Maybe you have heard oxytocin described as the “love hormone” because of its involvement in social interactions, stress relief and feelings of connectedness with other people. Spend time petting your dog, scratching Pluto's body and ears, and you are both apt to see increases in the oxytocin levels in your blood, indicating a positive experience for you both. Yet oxytocin is also not simple. Science writer Ed Yong points out in a 2012 Slate article: “The ‘love hormone’ fosters trust and generosity in some situations but envy and bias in others, and it can produce opposite effects in different people.” Part of the story could be that variations in the gene that codes for the oxytocin receptor—the molecule that oxytocin binds to on nerve cells in the brain—mediate differences in social behavior.
To investigate whether Pluto's exuberance for Mickey and “people” in general is somehow associated with Pluto's genes, Kis and her colleagues took the following approach:
Step 1. Get to know the dog oxytocin receptor (OXTR) gene. For this study, the researchers selected dogs from two breeds, German Shepherds and Border Collies, and extracted DNA by swabbing the insides of their cheeks. This process ultimately identified three variations of the OXTR gene that themselves each come in two forms, with the forms seemingly having different effects on behavior. The three variations, or “polymorphisms,” have the incredibly easy names of −212AG, 19131AG and rs8679684.
Step 2. Get a sense of how the dogs interact with people. More than 200 German Shepherds and Border Collies living as companion dogs participated in a series of specific interactions with people. The tests investigated how dogs greeted both a known and an unknown person, how dogs responded to a stranger approaching in a threatening manner, and how dogs responded when their owner hid behind a large tree.

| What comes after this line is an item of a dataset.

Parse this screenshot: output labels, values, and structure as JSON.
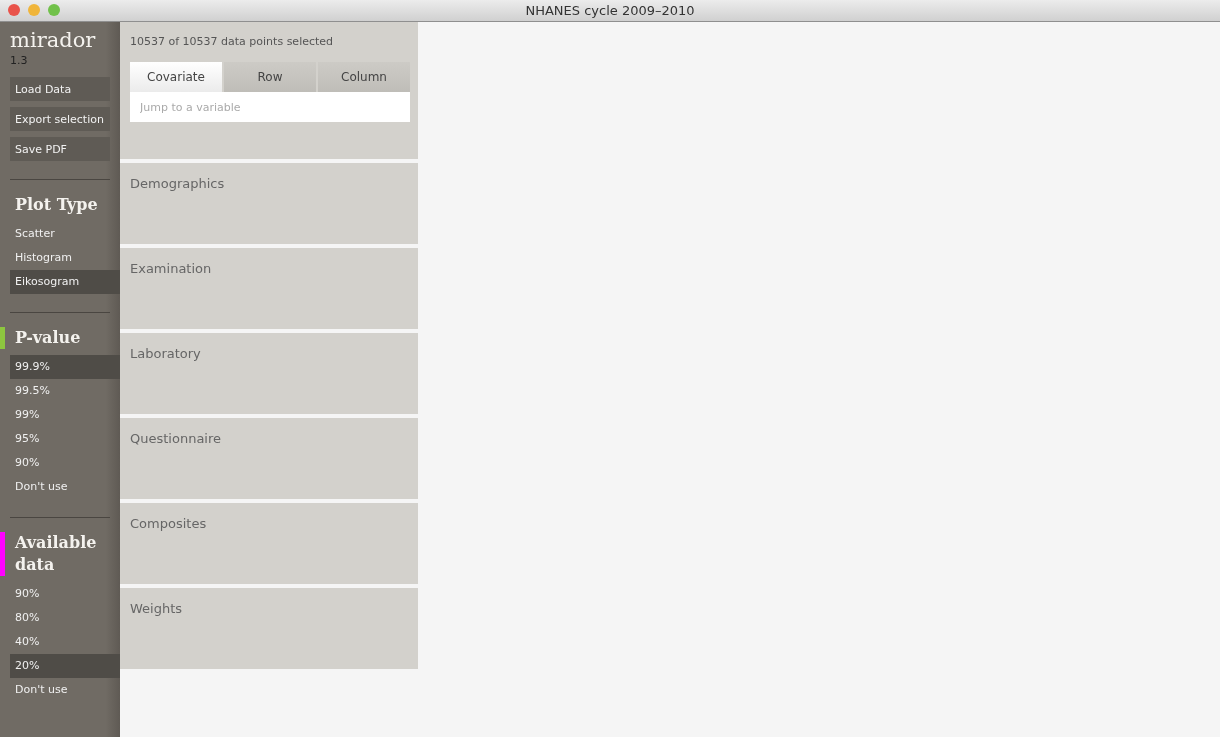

Step 3. Bring dog genes and behavior together. The researchers examined whether there was a relation between the OXTR polymorphisms and the way the dogs interacted with people during the social tests. They were particularly interested in how readily dogs approached people, as well as the canines' level of friendliness.
Describing the results, Kis says “the way dogs behave toward humans, at least among German Shepherds and Border Collies, is influenced by the oxytocin receptor gene.” For example, when it came to the –212AG gene, both German Shepherds and Border Collies carrying the form, or allele, known as G showed less interest in being around people, than did those with the allele called A, suggesting the effect was the same in both breeds.
Yet analysis of the genes 19131AG and rs8679684 revealed opposite trends in the two breeds. For example, in the 19131AG polymorphism, the investigators report, “the presence of the A allele, as opposed to the G allele, was associated with higher friendliness scores in German Shepherds and lower friendliness scores in Border Collies.” This opposite effect suggests that “other genetic and cellular mechanisms (unexplored in the present study) might play a role in the regulation of this behavior besides our candidate gene.”
Overall, then, the study indicates that dog sociability toward people is related to the varieties in the OXTR gene they possess but that oxytocin is “part of a bigger system” contributing to dogs' feelings toward humans.
Next up for this line of research: replication and the exploration of possible molecular interactions that account for the effects that particular oxytocin receptor variants have on dogs' behavior toward people.